Kamera lens.jpg
Scientific classification

(O.F.Müller) Patterson & Zölffel, 1991
Kamera lens

(O.F.Müller) Patterson & Zölffel, 1991
  • Monas lens O.F.Müller (1773)[1]
  • Heteromita lens (O.F.Müller) W.S.Kent (1881)
  • Bodo lens (O.F.Müller) Klebs (1892)
  • Heteromastix lens (O.F.Müller) H.M.Woodcock (1916)

Kamera lens is a unicellular, flagellate organism and the only species in the genus Kamera. Though the species has been known for centuries, it is poorly understood. Its systematic position within the Eukaryota is uncertain.

Anatomy, nutrition and reproduction[edit]

Kamera lens is a free-living, swimming, heterotrophic organism. It is 6 to 7 by 2.5 to 3 micrometers on average[3] and ovate. The base of both its long flagella is below the tip (subapical). There is only one nucleus.[3] Ultrastructural characters are not known.[4]

Kamera lens lives as a saprobiont[3] and can be found in hay infusions. William Saville Kent reported spore-masses of it in such an infusion in 1880.[5]

Taxonomy and history[edit]

The first valid description (as Monas lens) was published by Otto Friedrich Müller in 1773.[1] William Saville Kent placed it in the genus Heteromita in 1880.[5] Edwin Klebs moved it to Bodo in 1892, but this was rejected by H.M. Woodcock, who removed the species from Bodo and made it the type species of Heteromastix.[3] David J. Patterson and Michael Zölffel found Woodcock's description to be insufficient and established the genus Kamera for Kamera lens in 1991, creating a play on words in the binomial's resemblance to "camera lens".[4] Due to lacking ultrastructural or molecular biological data, the species' rank is uncertain; thus it is placed as incertae sedis in the Eukaryota.

This species has been provisionally placed in the Ochrophyta. The taxonomy of this group is currently under revision so the position of the genus Kamera should not be regarded as being settled at the moment.

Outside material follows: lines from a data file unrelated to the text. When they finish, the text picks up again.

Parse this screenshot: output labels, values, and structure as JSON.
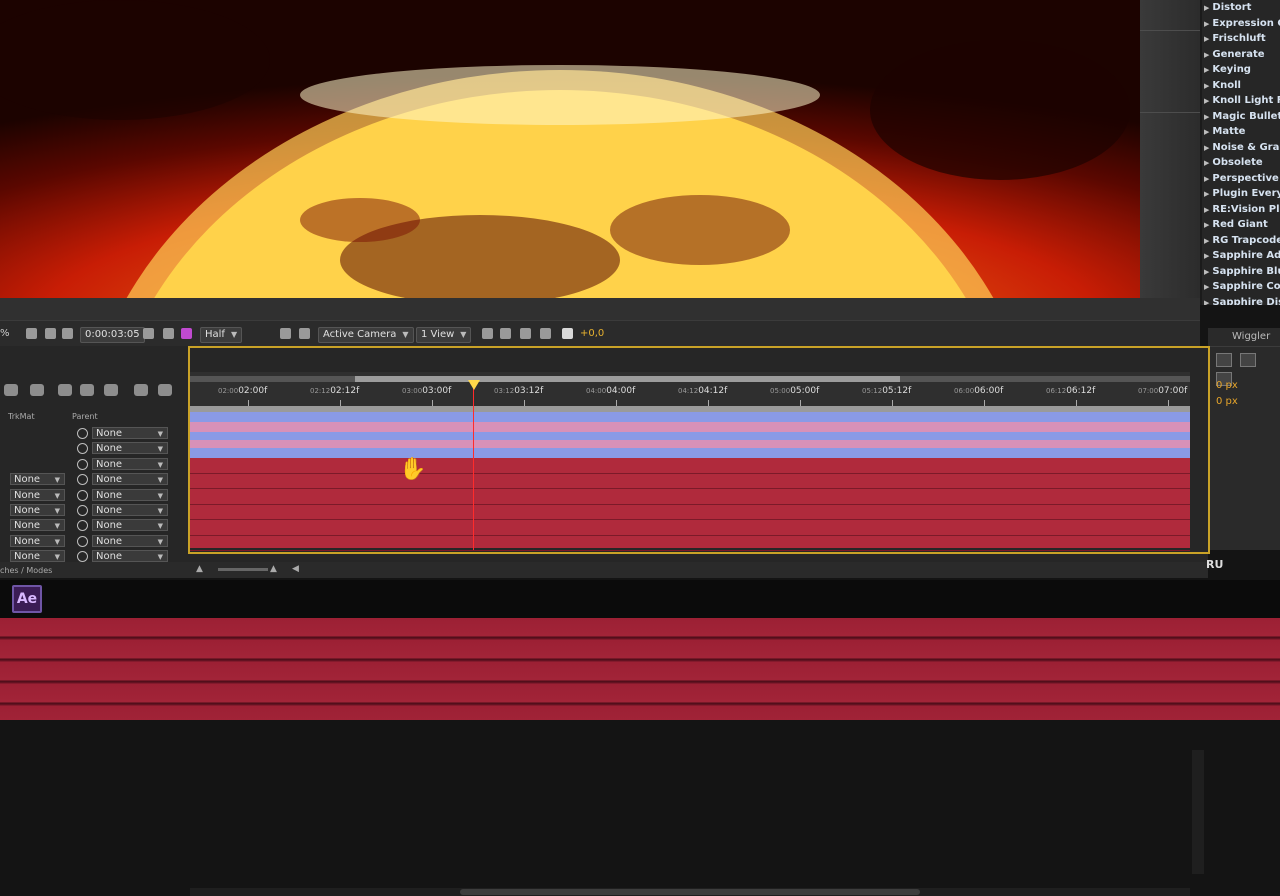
{
  "effects_panel": {
    "items": [
      "Distort",
      "Expression Controls",
      "Frischluft",
      "Generate",
      "Keying",
      "Knoll",
      "Knoll Light Factory",
      "Magic Bullet",
      "Matte",
      "Noise & Grain",
      "Obsolete",
      "Perspective",
      "Plugin Everything",
      "RE:Vision Plug-ins",
      "Red Giant",
      "RG Trapcode",
      "Sapphire Adjust",
      "Sapphire Blur+Sharpen",
      "Sapphire Composite",
      "Sapphire Distort"
    ]
  },
  "viewer_toolbar": {
    "zoom_fragment": "%",
    "timecode": "0:00:03:05",
    "resolution": "Half",
    "camera": "Active Camera",
    "views": "1 View",
    "exposure": "+0,0"
  },
  "wiggler": {
    "title": "Wiggler",
    "value1": "0 px",
    "value2": "0 px"
  },
  "timeline": {
    "col_trkmat": "TrkMat",
    "col_parent": "Parent",
    "ruler": [
      {
        "small": "02:00",
        "big": "02:00f"
      },
      {
        "small": "02:12",
        "big": "02:12f"
      },
      {
        "small": "03:00",
        "big": "03:00f"
      },
      {
        "small": "03:12",
        "big": "03:12f"
      },
      {
        "small": "04:00",
        "big": "04:00f"
      },
      {
        "small": "04:12",
        "big": "04:12f"
      },
      {
        "small": "05:00",
        "big": "05:00f"
      },
      {
        "small": "05:12",
        "big": "05:12f"
      },
      {
        "small": "06:00",
        "big": "06:00f"
      },
      {
        "small": "06:12",
        "big": "06:12f"
      },
      {
        "small": "07:00",
        "big": "07:00f"
      }
    ],
    "layers": [
      {
        "trkmat": "",
        "parent": "None"
      },
      {
        "trkmat": "",
        "parent": "None"
      },
      {
        "trkmat": "",
        "parent": "None"
      },
      {
        "trkmat": "None",
        "parent": "None"
      },
      {
        "trkmat": "None",
        "parent": "None"
      },
      {
        "trkmat": "None",
        "parent": "None"
      },
      {
        "trkmat": "None",
        "parent": "None"
      },
      {
        "trkmat": "None",
        "parent": "None"
      },
      {
        "trkmat": "None",
        "parent": "None"
      }
    ],
    "footer_label": "ches / Modes"
  },
  "taskbar": {
    "app_icon": "Ae",
    "language": "RU"
  },
  "colors": {
    "layer_blue": "#8a9ae6",
    "layer_pink": "#d891b8",
    "layer_red": "#b02a3c",
    "cti": "#ff2b2b",
    "highlight_border": "#c9a227"
  }
}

  1. ^ a b Otto Friedrich Müller: Vermivm Terrestrium Et Fluviatilium, Seu Animalium Infusoriorum, Helminthicorum Et Testaceorum, Non Marinorum, Succincta Historia, Vol. 1, Ps. 1, Leipzig 1773, p. 26 doi:10.5962/bhl.title.46299
  2. ^ Patterson, D.J. & Larsen, J. (1991). The biology of free-living heterotrophic flagellates. Systematics Association Special Volume No. 45. pp. i-xiii, [1]-505. Oxford: Clarendon Press.
  3. ^ a b c d H. M. Woodcock: Observations on Coprozoic Flagellates: Together with a Suggestion as to the Significance of the Kinetonucleus in the Binucleata, In: Philosophical Transactions of the Royal Society of London. Series B, Vol. 207, 1916, p. 395-397
  4. ^ a b David J. Patterson, Naja Vors, Alastair G.B. Simpson, Charles O. Kelly: Residual Free-Living And Predatory Heterotrophic Flagellates In: Residual Free-Living And Predatory Heterotrophic Flagellates In: Illustrated Guide to the Protozoa, 2nd Edition. Vol. 2, Society of Protozoologists, Lawrence, Kansas 2000, ISBN 1-891276-23-9, p. 1302-1328.
  5. ^ a b William Saville Kent: A manual of the infusoria, including a description of all known flagellate, ciliate, and tentaculiferous protozoa, British and foreign and an account of the organization and affinities of the sponges, Vol. 1, 1880, p. 135-142 doi:10.5962/bhl.title.1243